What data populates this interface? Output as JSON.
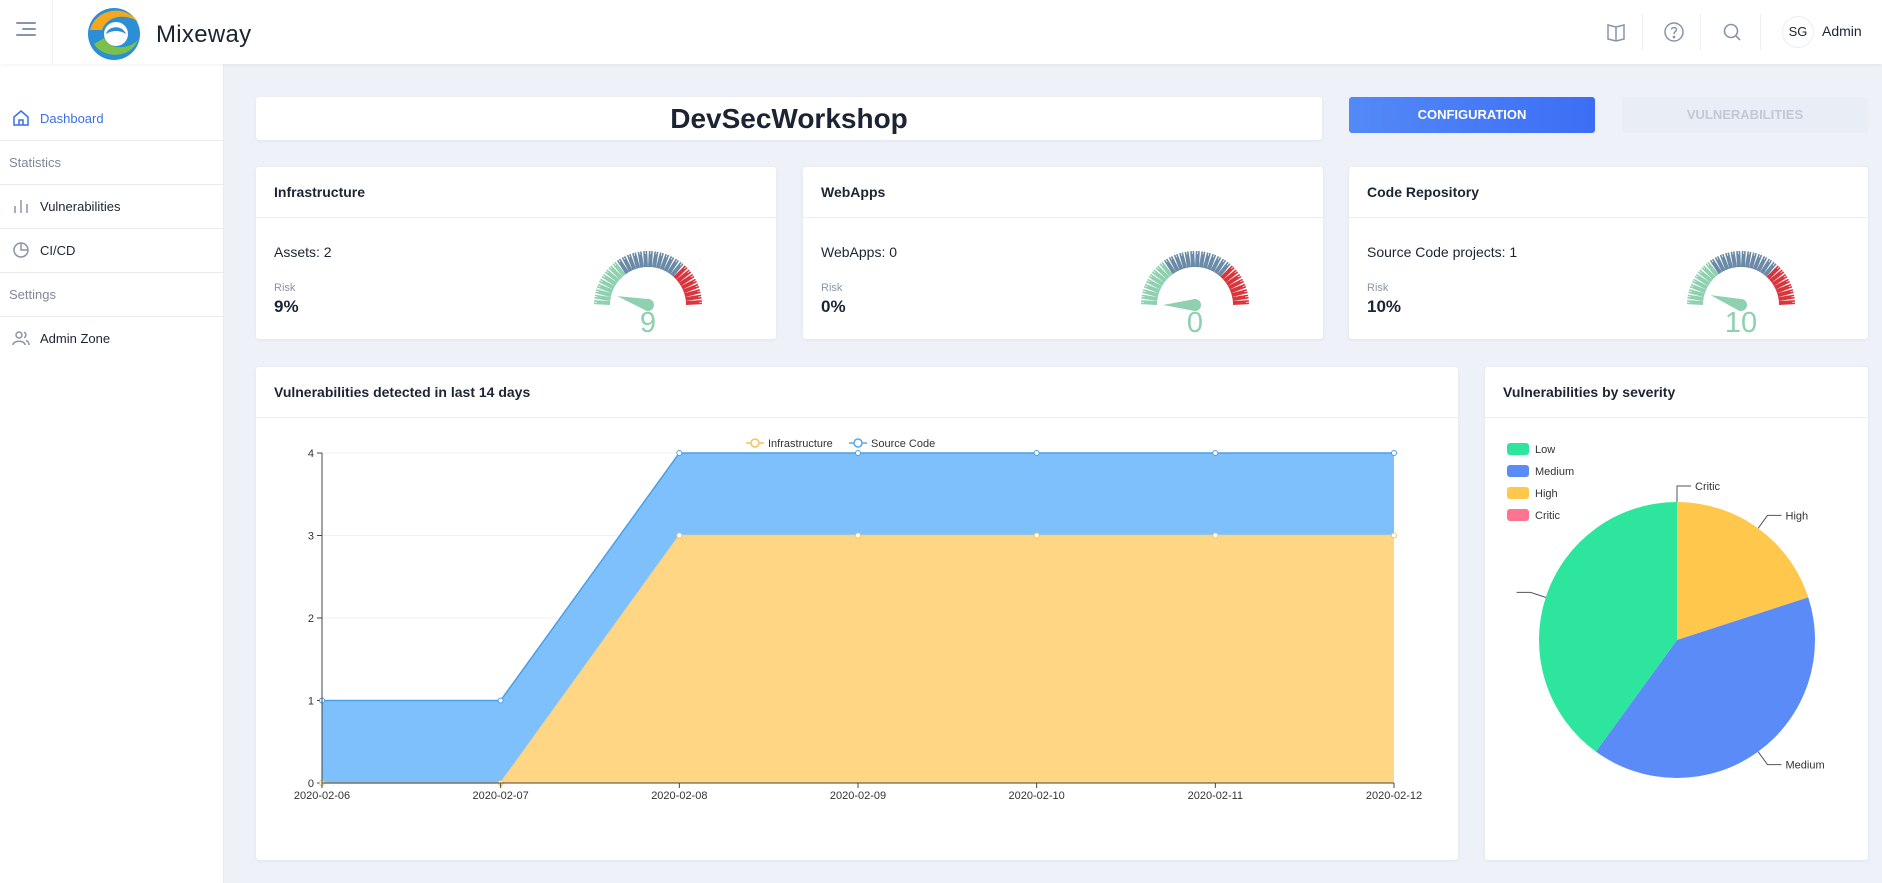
{
  "header": {
    "brand": "Mixeway",
    "avatar_initials": "SG",
    "username": "Admin",
    "icons": [
      "menu-icon",
      "book-icon",
      "help-icon",
      "search-icon"
    ]
  },
  "sidebar": {
    "items": [
      {
        "label": "Dashboard",
        "icon": "home-icon",
        "active": true
      },
      {
        "label": "Statistics",
        "type": "heading"
      },
      {
        "label": "Vulnerabilities",
        "icon": "bar-chart-icon"
      },
      {
        "label": "CI/CD",
        "icon": "pie-chart-icon"
      },
      {
        "label": "Settings",
        "type": "heading"
      },
      {
        "label": "Admin Zone",
        "icon": "users-icon"
      }
    ]
  },
  "page": {
    "title": "DevSecWorkshop",
    "config_button": "CONFIGURATION",
    "vuln_button": "VULNERABILITIES"
  },
  "colors": {
    "accent": "#3b6ef5",
    "infrastructure": "#ffd683",
    "source_code": "#7ec0fb",
    "low": "#2ee59d",
    "medium": "#5b8bf7",
    "high": "#ffc84d",
    "critic": "#ff7590"
  },
  "summary": [
    {
      "title": "Infrastructure",
      "stat": "Assets: 2",
      "risk_label": "Risk",
      "risk": "9%",
      "gauge_value": "9"
    },
    {
      "title": "WebApps",
      "stat": "WebApps: 0",
      "risk_label": "Risk",
      "risk": "0%",
      "gauge_value": "0"
    },
    {
      "title": "Code Repository",
      "stat": "Source Code projects: 1",
      "risk_label": "Risk",
      "risk": "10%",
      "gauge_value": "10"
    }
  ],
  "trend": {
    "title": "Vulnerabilities detected in last 14 days"
  },
  "severity": {
    "title": "Vulnerabilities by severity"
  },
  "chart_data": [
    {
      "type": "area",
      "title": "Vulnerabilities detected in last 14 days",
      "stacked": true,
      "categories": [
        "2020-02-06",
        "2020-02-07",
        "2020-02-08",
        "2020-02-09",
        "2020-02-10",
        "2020-02-11",
        "2020-02-12"
      ],
      "series": [
        {
          "name": "Infrastructure",
          "values": [
            0,
            0,
            3,
            3,
            3,
            3,
            3
          ]
        },
        {
          "name": "Source Code",
          "values": [
            1,
            1,
            1,
            1,
            1,
            1,
            1
          ]
        }
      ],
      "y_ticks": [
        "0",
        "1",
        "2",
        "3",
        "4"
      ],
      "ylim": [
        0,
        4
      ],
      "grid": true,
      "legend": "top-center"
    },
    {
      "type": "pie",
      "title": "Vulnerabilities by severity",
      "labels": [
        "Low",
        "Medium",
        "High",
        "Critic"
      ],
      "values": [
        4,
        4,
        2,
        0
      ],
      "legend": "top-left"
    }
  ]
}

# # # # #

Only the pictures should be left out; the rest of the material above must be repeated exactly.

What data populates this interface? Output as JSON.
{
  "header": {
    "brand": "Mixeway",
    "avatar_initials": "SG",
    "username": "Admin",
    "icons": [
      "menu-icon",
      "book-icon",
      "help-icon",
      "search-icon"
    ]
  },
  "sidebar": {
    "items": [
      {
        "label": "Dashboard",
        "icon": "home-icon",
        "active": true
      },
      {
        "label": "Statistics",
        "type": "heading"
      },
      {
        "label": "Vulnerabilities",
        "icon": "bar-chart-icon"
      },
      {
        "label": "CI/CD",
        "icon": "pie-chart-icon"
      },
      {
        "label": "Settings",
        "type": "heading"
      },
      {
        "label": "Admin Zone",
        "icon": "users-icon"
      }
    ]
  },
  "page": {
    "title": "DevSecWorkshop",
    "config_button": "CONFIGURATION",
    "vuln_button": "VULNERABILITIES"
  },
  "colors": {
    "accent": "#3b6ef5",
    "infrastructure": "#ffd683",
    "source_code": "#7ec0fb",
    "low": "#2ee59d",
    "medium": "#5b8bf7",
    "high": "#ffc84d",
    "critic": "#ff7590"
  },
  "summary": [
    {
      "title": "Infrastructure",
      "stat": "Assets: 2",
      "risk_label": "Risk",
      "risk": "9%",
      "gauge_value": "9"
    },
    {
      "title": "WebApps",
      "stat": "WebApps: 0",
      "risk_label": "Risk",
      "risk": "0%",
      "gauge_value": "0"
    },
    {
      "title": "Code Repository",
      "stat": "Source Code projects: 1",
      "risk_label": "Risk",
      "risk": "10%",
      "gauge_value": "10"
    }
  ],
  "trend": {
    "title": "Vulnerabilities detected in last 14 days"
  },
  "severity": {
    "title": "Vulnerabilities by severity"
  },
  "chart_data": [
    {
      "type": "area",
      "title": "Vulnerabilities detected in last 14 days",
      "stacked": true,
      "categories": [
        "2020-02-06",
        "2020-02-07",
        "2020-02-08",
        "2020-02-09",
        "2020-02-10",
        "2020-02-11",
        "2020-02-12"
      ],
      "series": [
        {
          "name": "Infrastructure",
          "values": [
            0,
            0,
            3,
            3,
            3,
            3,
            3
          ]
        },
        {
          "name": "Source Code",
          "values": [
            1,
            1,
            1,
            1,
            1,
            1,
            1
          ]
        }
      ],
      "y_ticks": [
        "0",
        "1",
        "2",
        "3",
        "4"
      ],
      "ylim": [
        0,
        4
      ],
      "grid": true,
      "legend": "top-center"
    },
    {
      "type": "pie",
      "title": "Vulnerabilities by severity",
      "labels": [
        "Low",
        "Medium",
        "High",
        "Critic"
      ],
      "values": [
        4,
        4,
        2,
        0
      ],
      "legend": "top-left"
    }
  ]
}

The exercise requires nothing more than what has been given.